Many of the national brands actually produce store brand products, so besides the packaging, you may not even notice a difference between generics and their brand name counterparts. For example, Alcoa, the maker of Reynolds Wrap Aluminum foil, produces store brand foil. McCormick produces herbs and spices without its signature label, and Birds Eye, known for its frozen vegetables, produces a number of frozen and canned vegetable products, according to Consumer Reports.
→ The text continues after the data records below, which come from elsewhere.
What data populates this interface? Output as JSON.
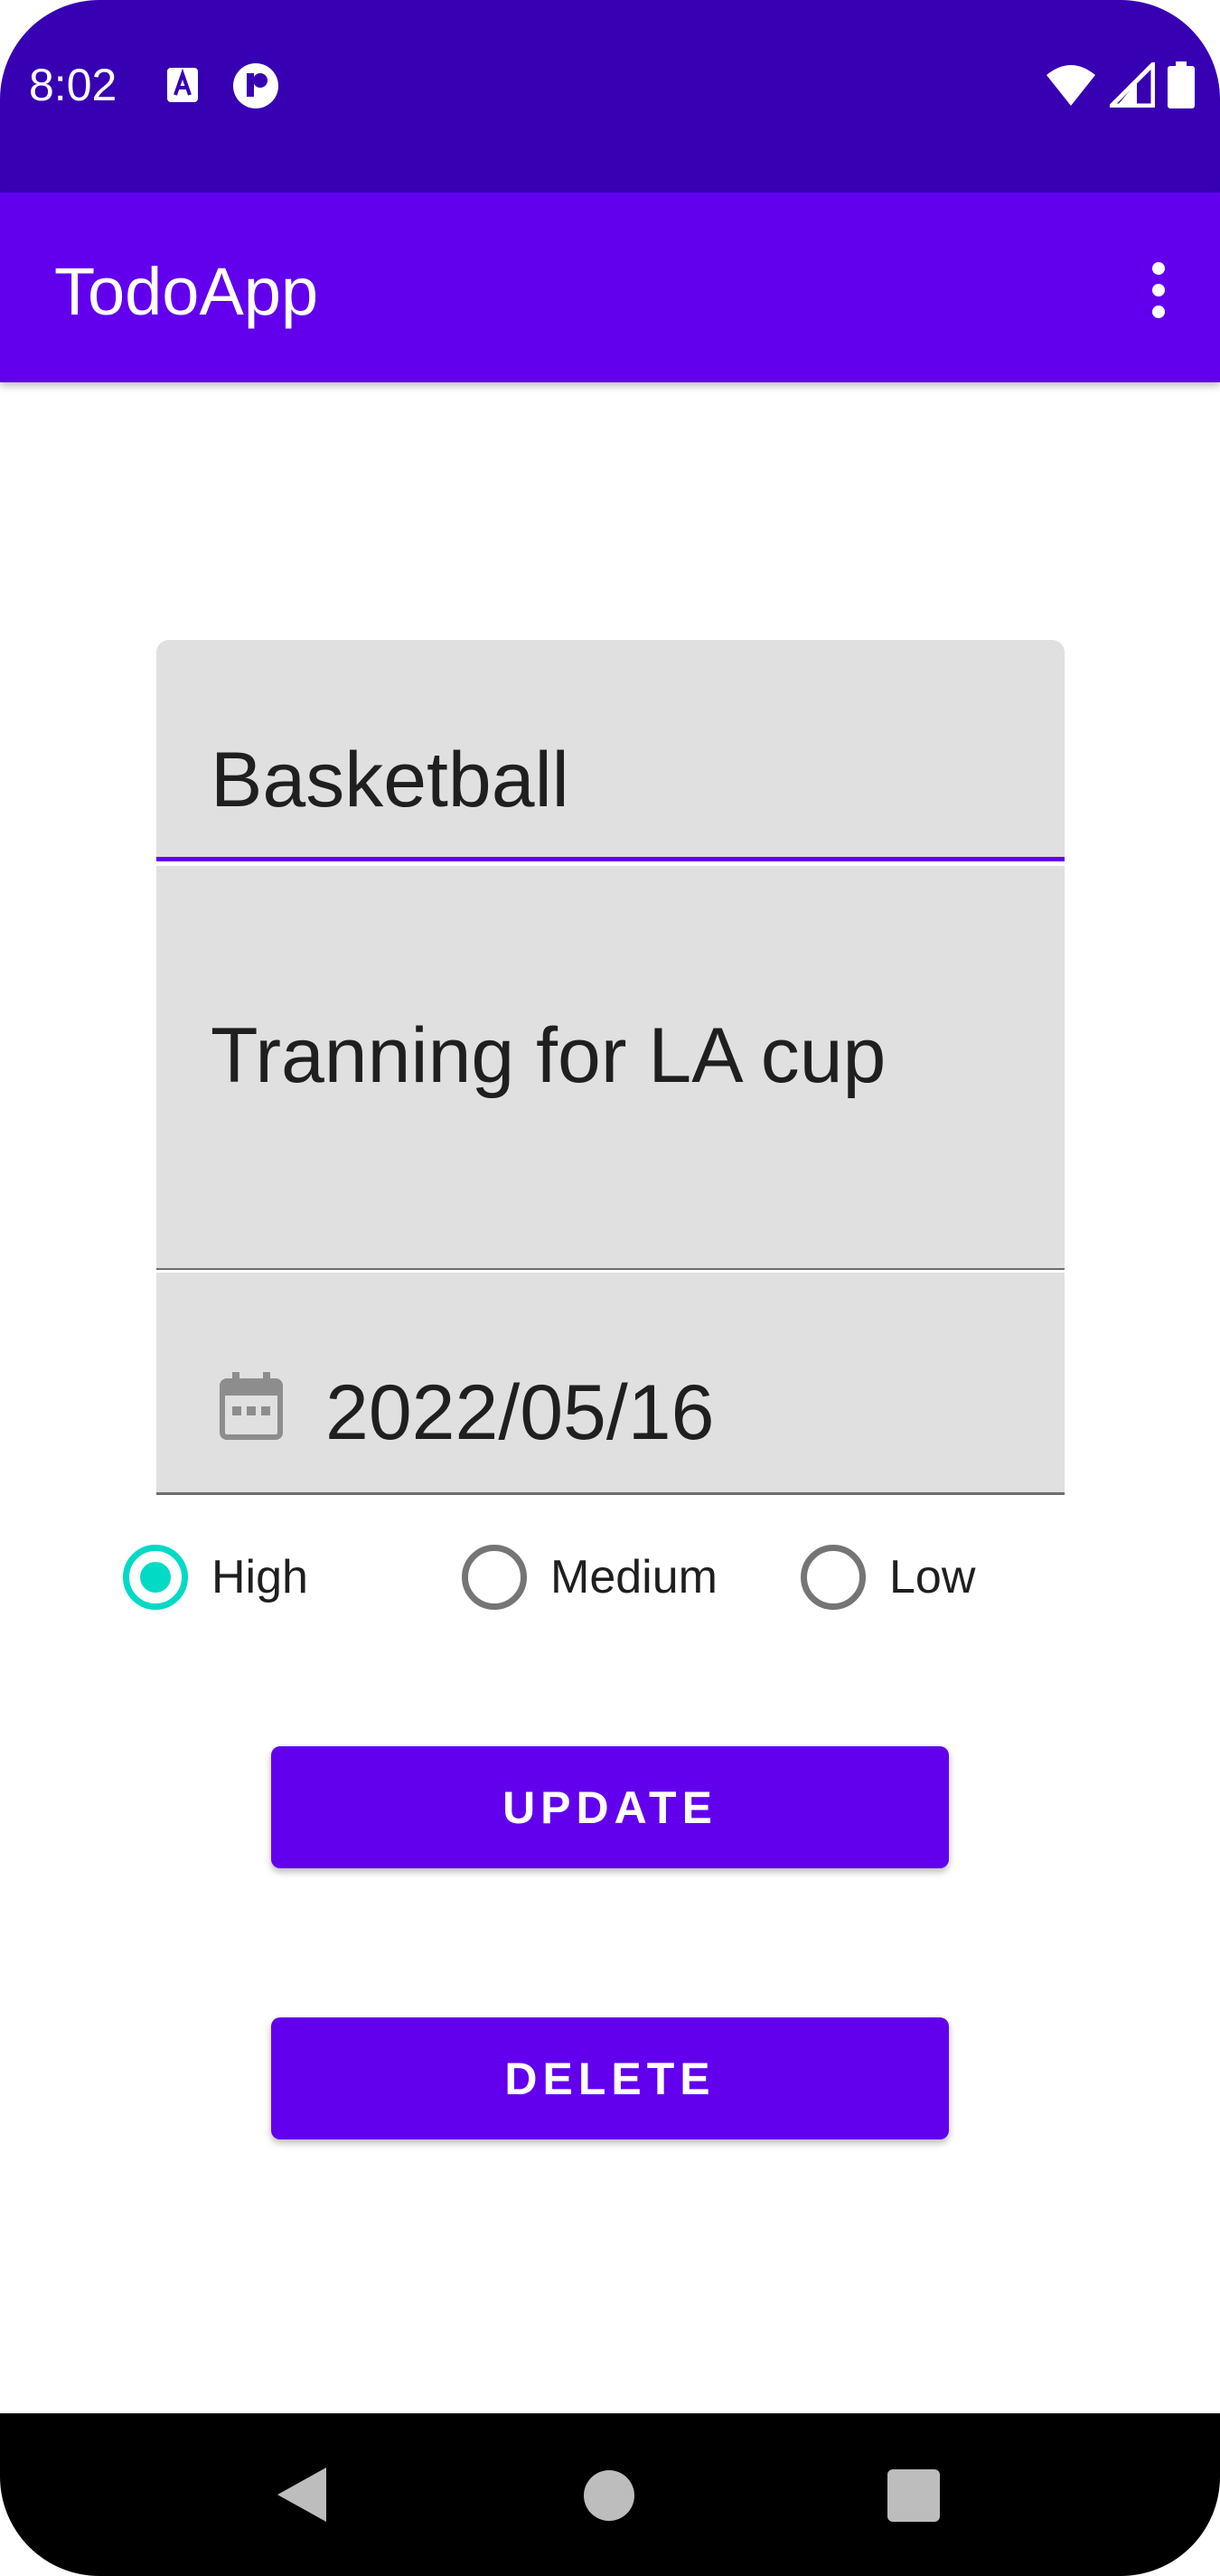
{
  "status_bar": {
    "time": "8:02",
    "left_icons": [
      "accessibility-a-icon",
      "app-notification-icon"
    ],
    "right_icons": [
      "wifi-icon",
      "cell-signal-icon",
      "battery-icon"
    ],
    "background_color": "#3700b3"
  },
  "app_bar": {
    "title": "TodoApp",
    "menu_icon": "overflow-menu-icon",
    "background_color": "#6200ee"
  },
  "form": {
    "title_value": "Basketball",
    "description_value": "Tranning for LA cup",
    "date_value": "2022/05/16",
    "date_icon": "calendar-icon",
    "priority": {
      "options": [
        "High",
        "Medium",
        "Low"
      ],
      "selected": "High",
      "accent_color": "#03dac5"
    }
  },
  "buttons": {
    "update_label": "UPDATE",
    "delete_label": "DELETE",
    "color": "#6200ee"
  },
  "nav_bar": {
    "icons": [
      "back-icon",
      "home-icon",
      "recents-icon"
    ]
  }
}
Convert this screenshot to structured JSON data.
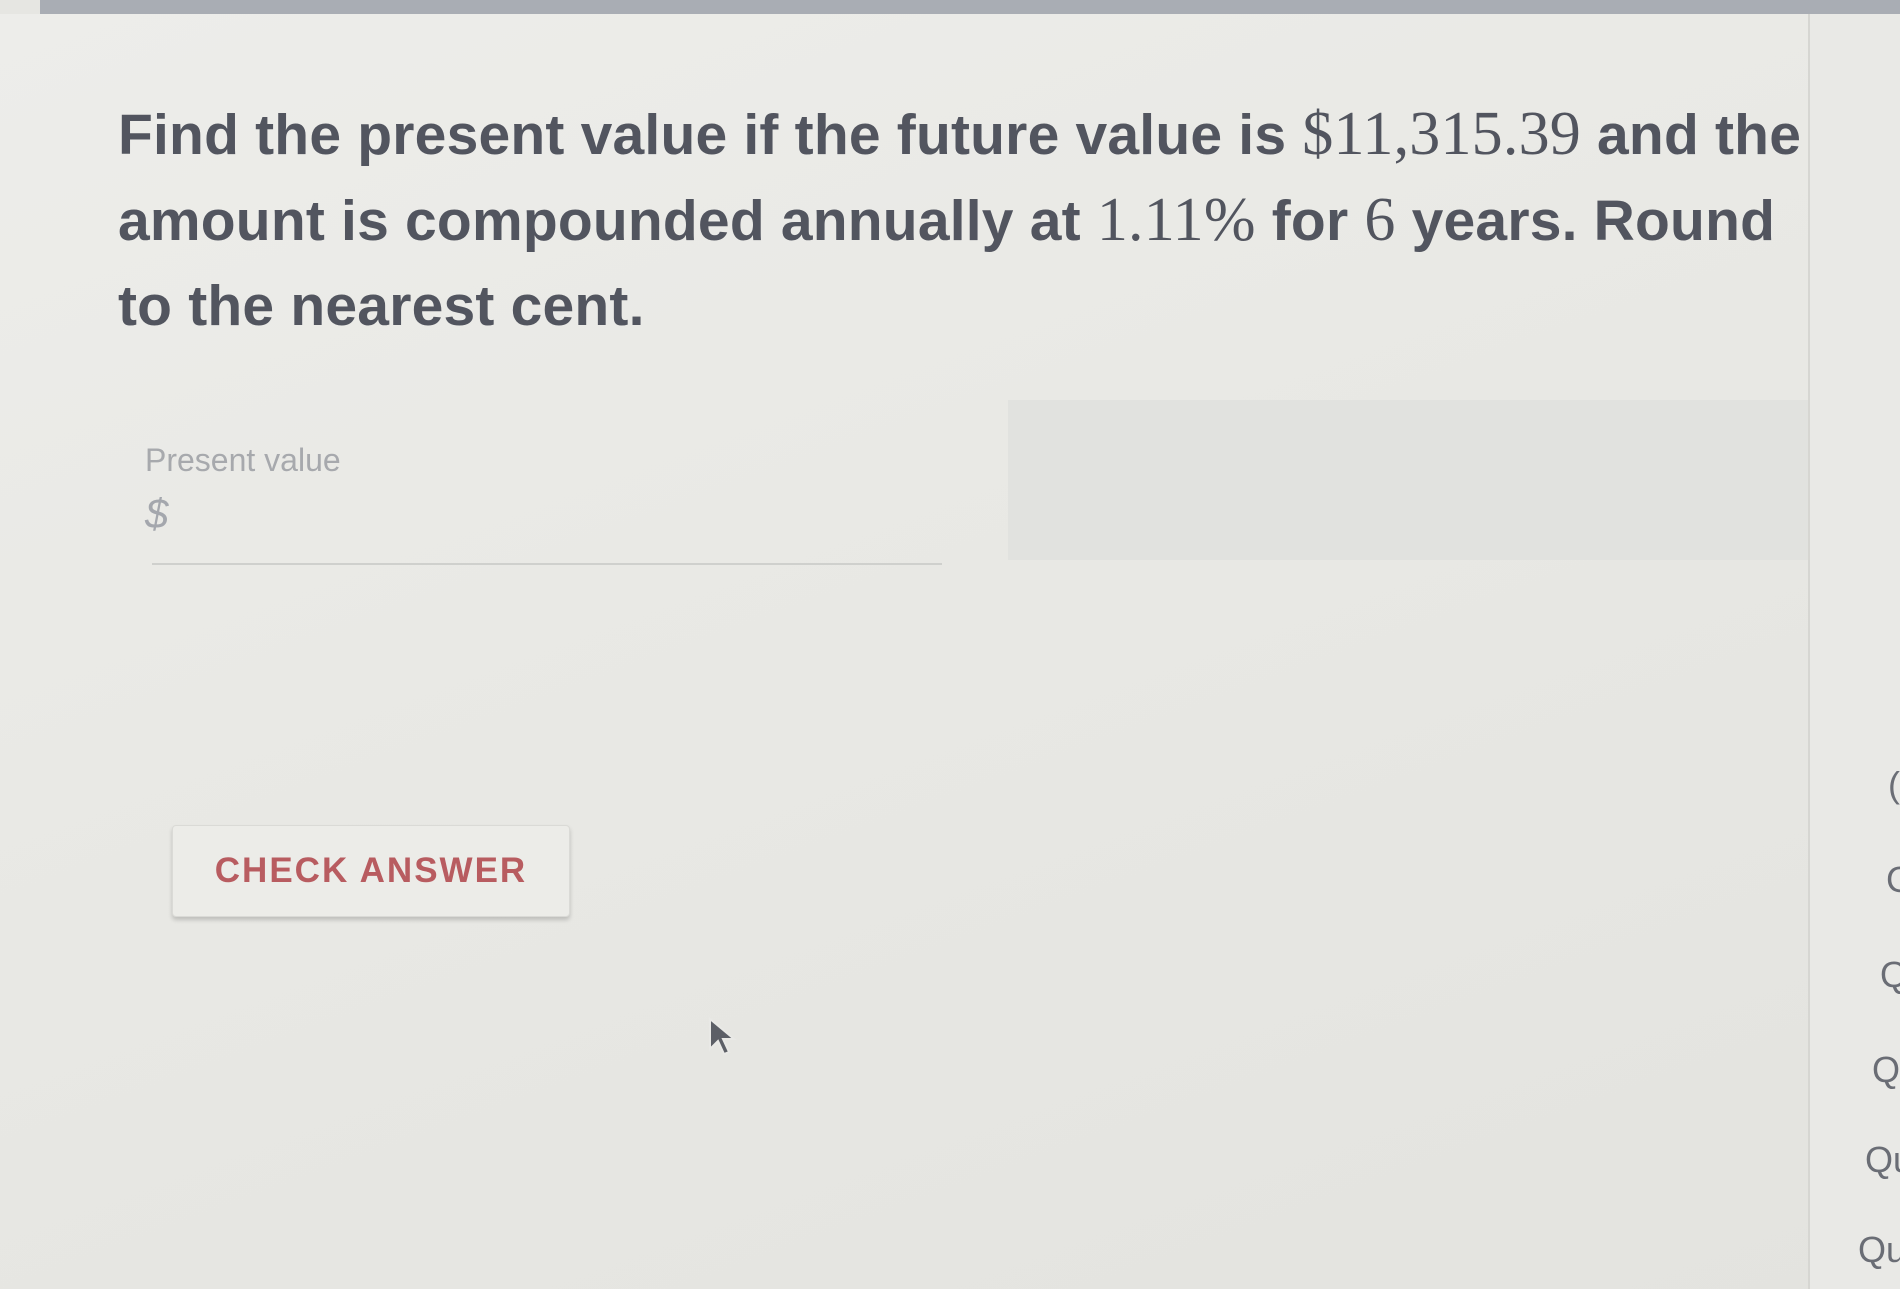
{
  "question": {
    "part1": "Find the present value if the future value is ",
    "future_value": "$11,315.39",
    "part2": " and the amount is compounded annually at ",
    "rate": "1.11%",
    "part3": " for ",
    "years": "6",
    "part4": " years. Round to the nearest cent."
  },
  "answer_field": {
    "label": "Present value",
    "currency_symbol": "$",
    "value": ""
  },
  "check_button": {
    "label": "CHECK ANSWER"
  },
  "sidebar": {
    "items": [
      "(",
      "C",
      "Q",
      "Qu",
      "Qu",
      "Qu"
    ]
  }
}
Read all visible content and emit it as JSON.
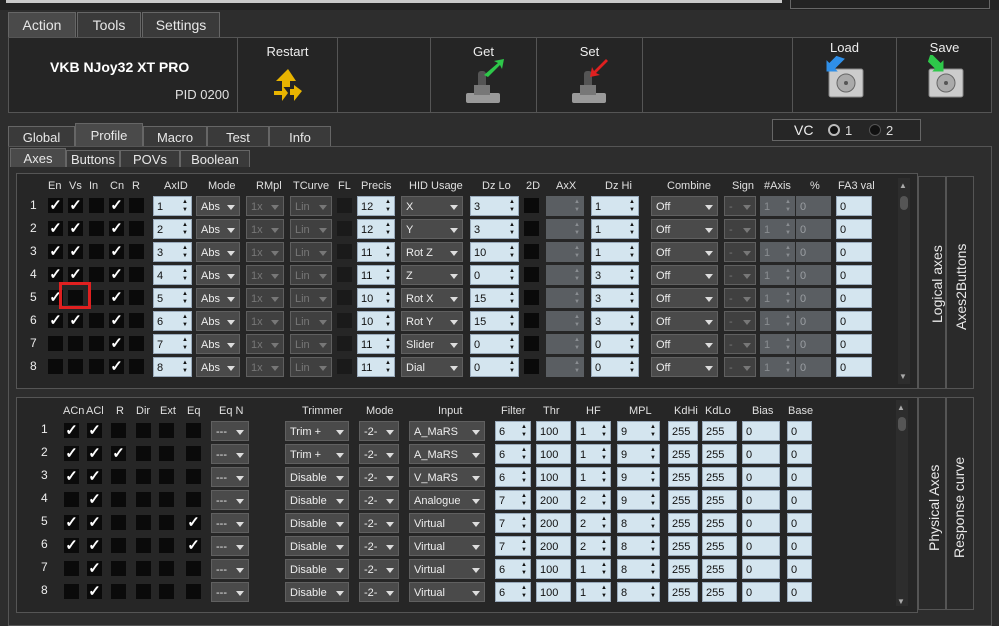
{
  "tabs": [
    "Action",
    "Tools",
    "Settings"
  ],
  "device": {
    "name": "VKB NJoy32 XT PRO",
    "pid": "PID 0200"
  },
  "actions": {
    "restart": "Restart",
    "get": "Get",
    "set": "Set",
    "load": "Load",
    "save": "Save"
  },
  "profile_tabs": [
    "Global",
    "Profile",
    "Macro",
    "Test",
    "Info"
  ],
  "vc": {
    "label": "VC",
    "opt1": "1",
    "opt2": "2"
  },
  "sub_tabs": [
    "Axes",
    "Buttons",
    "POVs",
    "Boolean"
  ],
  "logical": {
    "title": "Logical axes",
    "side2": "Axes2Buttons",
    "headers": [
      "En",
      "Vs",
      "In",
      "Cn",
      "R",
      "AxID",
      "Mode",
      "RMpl",
      "TCurve",
      "FL",
      "Precis",
      "HID Usage",
      "Dz Lo",
      "2D",
      "AxX",
      "Dz Hi",
      "Combine",
      "Sign",
      "#Axis",
      "%",
      "FA3 val"
    ],
    "rows": [
      {
        "n": "1",
        "en": true,
        "vs": true,
        "in": false,
        "cn": true,
        "r": false,
        "axid": "1",
        "mode": "Abs",
        "rmpl": "1x",
        "tcurve": "Lin",
        "precis": "12",
        "hid": "X",
        "dzlo": "3",
        "dzhi": "1",
        "combine": "Off",
        "sign": "-",
        "axis": "1",
        "pct": "0",
        "fa3": "0"
      },
      {
        "n": "2",
        "en": true,
        "vs": true,
        "in": false,
        "cn": true,
        "r": false,
        "axid": "2",
        "mode": "Abs",
        "rmpl": "1x",
        "tcurve": "Lin",
        "precis": "12",
        "hid": "Y",
        "dzlo": "3",
        "dzhi": "1",
        "combine": "Off",
        "sign": "-",
        "axis": "1",
        "pct": "0",
        "fa3": "0"
      },
      {
        "n": "3",
        "en": true,
        "vs": true,
        "in": false,
        "cn": true,
        "r": false,
        "axid": "3",
        "mode": "Abs",
        "rmpl": "1x",
        "tcurve": "Lin",
        "precis": "11",
        "hid": "Rot Z",
        "dzlo": "10",
        "dzhi": "1",
        "combine": "Off",
        "sign": "-",
        "axis": "1",
        "pct": "0",
        "fa3": "0"
      },
      {
        "n": "4",
        "en": true,
        "vs": true,
        "in": false,
        "cn": true,
        "r": false,
        "axid": "4",
        "mode": "Abs",
        "rmpl": "1x",
        "tcurve": "Lin",
        "precis": "11",
        "hid": "Z",
        "dzlo": "0",
        "dzhi": "3",
        "combine": "Off",
        "sign": "-",
        "axis": "1",
        "pct": "0",
        "fa3": "0"
      },
      {
        "n": "5",
        "en": true,
        "vs": false,
        "in": false,
        "cn": true,
        "r": false,
        "axid": "5",
        "mode": "Abs",
        "rmpl": "1x",
        "tcurve": "Lin",
        "precis": "10",
        "hid": "Rot X",
        "dzlo": "15",
        "dzhi": "3",
        "combine": "Off",
        "sign": "-",
        "axis": "1",
        "pct": "0",
        "fa3": "0"
      },
      {
        "n": "6",
        "en": true,
        "vs": true,
        "in": false,
        "cn": true,
        "r": false,
        "axid": "6",
        "mode": "Abs",
        "rmpl": "1x",
        "tcurve": "Lin",
        "precis": "10",
        "hid": "Rot Y",
        "dzlo": "15",
        "dzhi": "3",
        "combine": "Off",
        "sign": "-",
        "axis": "1",
        "pct": "0",
        "fa3": "0"
      },
      {
        "n": "7",
        "en": false,
        "vs": false,
        "in": false,
        "cn": true,
        "r": false,
        "axid": "7",
        "mode": "Abs",
        "rmpl": "1x",
        "tcurve": "Lin",
        "precis": "11",
        "hid": "Slider",
        "dzlo": "0",
        "dzhi": "0",
        "combine": "Off",
        "sign": "-",
        "axis": "1",
        "pct": "0",
        "fa3": "0"
      },
      {
        "n": "8",
        "en": false,
        "vs": false,
        "in": false,
        "cn": true,
        "r": false,
        "axid": "8",
        "mode": "Abs",
        "rmpl": "1x",
        "tcurve": "Lin",
        "precis": "11",
        "hid": "Dial",
        "dzlo": "0",
        "dzhi": "0",
        "combine": "Off",
        "sign": "-",
        "axis": "1",
        "pct": "0",
        "fa3": "0"
      }
    ]
  },
  "physical": {
    "title": "Physical Axes",
    "side2": "Response curve",
    "headers": [
      "ACn",
      "ACl",
      "R",
      "Dir",
      "Ext",
      "Eq",
      "Eq N",
      "Trimmer",
      "Mode",
      "Input",
      "Filter",
      "Thr",
      "HF",
      "MPL",
      "KdHi",
      "KdLo",
      "Bias",
      "Base"
    ],
    "rows": [
      {
        "n": "1",
        "acn": true,
        "acl": true,
        "r": false,
        "eq": false,
        "eqn": "---",
        "trim": "Trim +",
        "mode": "-2-",
        "input": "A_MaRS",
        "filter": "6",
        "thr": "100",
        "hf": "1",
        "mpl": "9",
        "kdhi": "255",
        "kdlo": "255",
        "bias": "0",
        "base": "0"
      },
      {
        "n": "2",
        "acn": true,
        "acl": true,
        "r": true,
        "eq": false,
        "eqn": "---",
        "trim": "Trim +",
        "mode": "-2-",
        "input": "A_MaRS",
        "filter": "6",
        "thr": "100",
        "hf": "1",
        "mpl": "9",
        "kdhi": "255",
        "kdlo": "255",
        "bias": "0",
        "base": "0"
      },
      {
        "n": "3",
        "acn": true,
        "acl": true,
        "r": false,
        "eq": false,
        "eqn": "---",
        "trim": "Disable",
        "mode": "-2-",
        "input": "V_MaRS",
        "filter": "6",
        "thr": "100",
        "hf": "1",
        "mpl": "9",
        "kdhi": "255",
        "kdlo": "255",
        "bias": "0",
        "base": "0"
      },
      {
        "n": "4",
        "acn": false,
        "acl": true,
        "r": false,
        "eq": false,
        "eqn": "---",
        "trim": "Disable",
        "mode": "-2-",
        "input": "Analogue",
        "filter": "7",
        "thr": "200",
        "hf": "2",
        "mpl": "9",
        "kdhi": "255",
        "kdlo": "255",
        "bias": "0",
        "base": "0"
      },
      {
        "n": "5",
        "acn": true,
        "acl": true,
        "r": false,
        "eq": true,
        "eqn": "---",
        "trim": "Disable",
        "mode": "-2-",
        "input": "Virtual",
        "filter": "7",
        "thr": "200",
        "hf": "2",
        "mpl": "8",
        "kdhi": "255",
        "kdlo": "255",
        "bias": "0",
        "base": "0"
      },
      {
        "n": "6",
        "acn": true,
        "acl": true,
        "r": false,
        "eq": true,
        "eqn": "---",
        "trim": "Disable",
        "mode": "-2-",
        "input": "Virtual",
        "filter": "7",
        "thr": "200",
        "hf": "2",
        "mpl": "8",
        "kdhi": "255",
        "kdlo": "255",
        "bias": "0",
        "base": "0"
      },
      {
        "n": "7",
        "acn": false,
        "acl": true,
        "r": false,
        "eq": false,
        "eqn": "---",
        "trim": "Disable",
        "mode": "-2-",
        "input": "Virtual",
        "filter": "6",
        "thr": "100",
        "hf": "1",
        "mpl": "8",
        "kdhi": "255",
        "kdlo": "255",
        "bias": "0",
        "base": "0"
      },
      {
        "n": "8",
        "acn": false,
        "acl": true,
        "r": false,
        "eq": false,
        "eqn": "---",
        "trim": "Disable",
        "mode": "-2-",
        "input": "Virtual",
        "filter": "6",
        "thr": "100",
        "hf": "1",
        "mpl": "8",
        "kdhi": "255",
        "kdlo": "255",
        "bias": "0",
        "base": "0"
      }
    ]
  },
  "colors": {
    "highlight": "#e02020",
    "field": "#d4e5ef"
  }
}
This isn’t about my making a recommendation on the brand of aluminum foil you buy. What we’re really discussing is how to be an informed consumer. Here at Kaplifestyle, we often riff about labels on products and what they really mean. I continually advise readers to do their homework and not be led astray by clever advertising. Don’t get me wrong, if your brand tastes or performs better, by all means select it. However, too often we blindly trust in brands without good reason. Name familiarity should never be enough when it comes to our hard earned shekels.
When it comes to quality, or a product that will change our life experience, it makes sense to pony up. You may remember that I stressed buying organic here, for example. I shared that feeling good is worth the added cost, because there isn’t an area of life that has a greater impact on happiness than health. Some products, on the other hand, are no brainers. Cleaning products generally are in that category. From money.howstufffworks.com:
The majority of the cleaning products we use aren’t really that different from each other, which means — unless you really like the way something smells, or a particular product really does make your life easier — you’re better off going generic.
Remember that we never make decisions for you nor do we judge your choices. We simply encourage you to be a good detective. Information is king. Now that you have it, what will you do?